Necronomicon or Book Of The Dead
The Necronomicon is a fictional grimoire in the Cthulhu Mythos of H. P. Lovecraft. It was created by Lovecraft and is mentioned several times in his stories, most notably in the novella “The Call of Cthulhu”.
In the stories it is an ancient book bound in human flesh and written in blood that contains information on how to summon the Old Ones and other such monsters. It is also known as Al Azif, LibER Nigris and Kitab Al-Hikmah Al-Najmiyya.
Lovecraft was not very consistent with his use of the names for the book. The most commonly used name (The Necronomicon) actually came from Lovecraft’s friend and correspondent, fellow writer Clark Ashton Smith (who made a passing reference to it in one of his own stories), who Lovecraft then felt obliged to credit (as noted by Steven J. Mariconda, in his biography “H. P. Lovecraft: A Life”, pp. 284-285).
Other writers have used the title Necronomicon as a fictional grimoire for works of fiction, such as horror stories. In a few cases it has been used as a book for “Halloween” movies, such as in “Halloween II”, when Michael Myers reads from the Necronomicon before going on his killing spree.
A fictional Lovecraftian grimoire also appears in Alan Moore’s graphic novel The Courtyard (1996). It is presented as an actual book created by the London branch of the Freemasons, but was burned after their meeting that night. Interestingly, in later appearances of the book it does not have the title Necronomicon.
Cthulhu Mythos writer Lin Carter retitled it the “Kitab Al-Hikmah Al-Najmiyya” (meaning “The Book of Wisdom of the Stars”). The use of “Necronomicon” without quotes as a title has been criticized. However, Robert M. Price argues that this is preferable to using Lovecraft’s variant terms “Al Azif”, and “Liber Ivonis”, both being indiscriminate uses of quotation marks in reference to fictional books.
Price compares such usage with authors who have written literary criticism on Shakespeare’s Hamlet and Homer’s Odyssey, without quotation marks. He argues that if authors were to use actual names for such literary criticism, such as “A Treatise on the Divine Qualities of Hamlet” or “A Handbook on the Culture and Society of Homer and His Times”, it is unlikely readers would ever find such a work credible.
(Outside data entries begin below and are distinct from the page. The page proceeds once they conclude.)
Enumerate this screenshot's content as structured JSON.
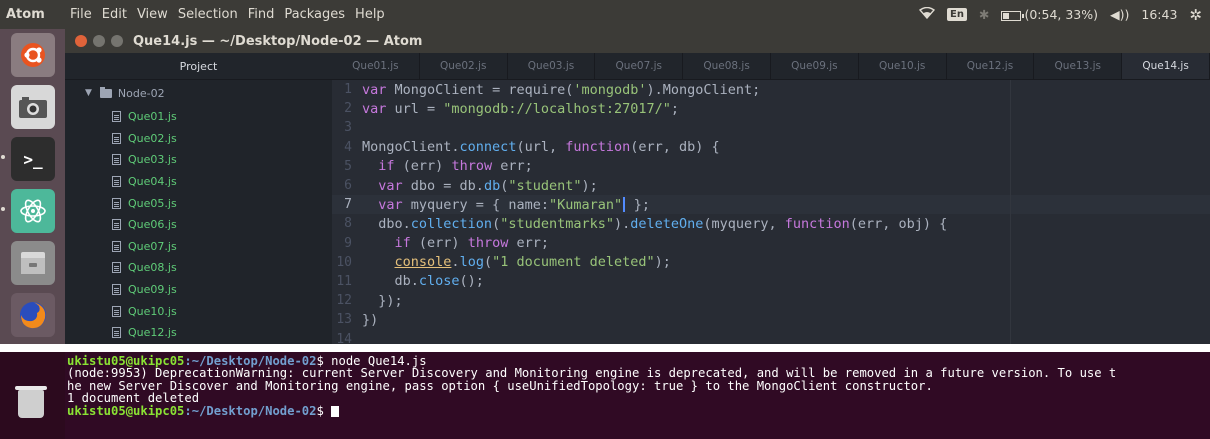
{
  "topbar": {
    "app_name": "Atom",
    "menu": [
      "File",
      "Edit",
      "View",
      "Selection",
      "Find",
      "Packages",
      "Help"
    ],
    "keyboard": "En",
    "battery": "(0:54, 33%)",
    "battery_level": 0.33,
    "time": "16:43"
  },
  "window": {
    "title": "Que14.js — ~/Desktop/Node-02 — Atom"
  },
  "tree": {
    "header": "Project",
    "root": "Node-02",
    "files": [
      "Que01.js",
      "Que02.js",
      "Que03.js",
      "Que04.js",
      "Que05.js",
      "Que06.js",
      "Que07.js",
      "Que08.js",
      "Que09.js",
      "Que10.js",
      "Que12.js"
    ]
  },
  "tabs": [
    "Que01.js",
    "Que02.js",
    "Que03.js",
    "Que07.js",
    "Que08.js",
    "Que09.js",
    "Que10.js",
    "Que12.js",
    "Que13.js",
    "Que14.js"
  ],
  "active_tab": "Que14.js",
  "editor": {
    "current_line": 7,
    "lines": [
      {
        "n": "1",
        "text": "var MongoClient = require('mongodb').MongoClient;"
      },
      {
        "n": "2",
        "text": "var url = \"mongodb://localhost:27017/\";"
      },
      {
        "n": "3",
        "text": ""
      },
      {
        "n": "4",
        "text": "MongoClient.connect(url, function(err, db) {"
      },
      {
        "n": "5",
        "text": "  if (err) throw err;"
      },
      {
        "n": "6",
        "text": "  var dbo = db.db(\"student\");"
      },
      {
        "n": "7",
        "text": "  var myquery = { name:\"Kumaran\" };"
      },
      {
        "n": "8",
        "text": "  dbo.collection(\"studentmarks\").deleteOne(myquery, function(err, obj) {"
      },
      {
        "n": "9",
        "text": "    if (err) throw err;"
      },
      {
        "n": "10",
        "text": "    console.log(\"1 document deleted\");"
      },
      {
        "n": "11",
        "text": "    db.close();"
      },
      {
        "n": "12",
        "text": "  });"
      },
      {
        "n": "13",
        "text": "})"
      },
      {
        "n": "14",
        "text": ""
      }
    ]
  },
  "terminal": {
    "prompt_user": "ukistu05@ukipc05",
    "prompt_path": ":~/Desktop/Node-02",
    "prompt_symbol": "$ ",
    "command": "node Que14.js",
    "output": [
      "(node:9953) DeprecationWarning: current Server Discovery and Monitoring engine is deprecated, and will be removed in a future version. To use t",
      "he new Server Discover and Monitoring engine, pass option { useUnifiedTopology: true } to the MongoClient constructor.",
      "1 document deleted"
    ]
  }
}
There have been many editions of the Necronomicon printed over the years, with different covers, titles and publishers.